Making a comeback
Ancient wheats are perceived as being more ‘natural’ than today’s modern wheat, which is often refined and where the wheat is bred to meet specific baking needs. Although no official definition exists, ancient wheats are considered to be original, natural and unchanged over the last several hundred years.
They’ve become so popular that new product launches of breads of ancient wheat varieties have more than tripled in the last five years. This trend is most prominent in northern and eastern Europe, but it’s also growing globally. The baking industry is trying to meet consumers’ demands for different varieties of healthy breads, while managing costs and raw material quality.
“However, the challenge is that these ancient wheats varieties are much harder to process than modern wheats. Bakers typically get lower volume breads that are very dense – not what consumers expect"
Ancient wheats meet biotech
Adding enzymes to the baking process solves these problems. The breads become soft, elastic, moist, and have a fine crumb structure that consumers have come to expect.

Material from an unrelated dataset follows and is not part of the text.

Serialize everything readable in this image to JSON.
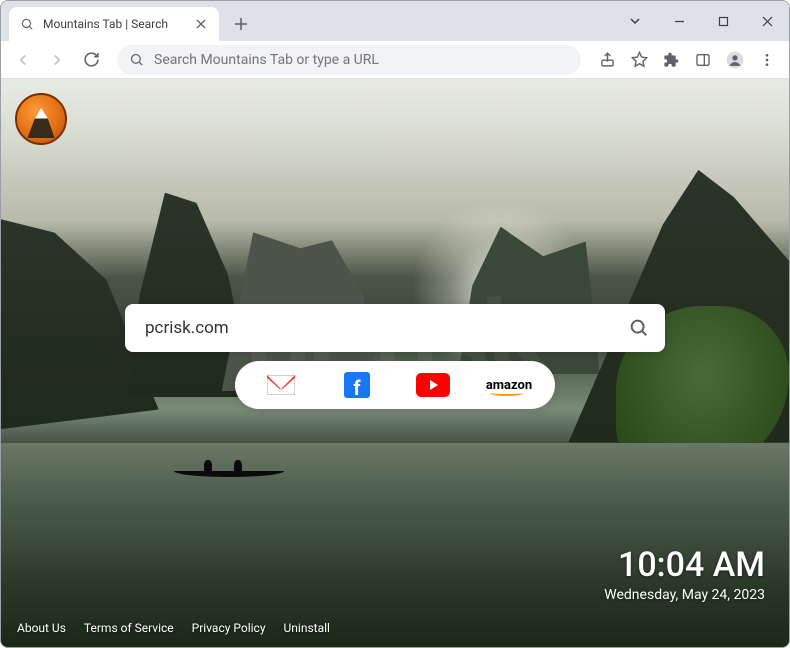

For example, fresh-keeping enzymes deliver softness and moistness throughout shelf life while dough conditioning enzymes increase bread volume and improve crumb structure. Dough strengthening optimizes these important bread characteristics even further, while gluten strengthening enzymes provide better dough stability.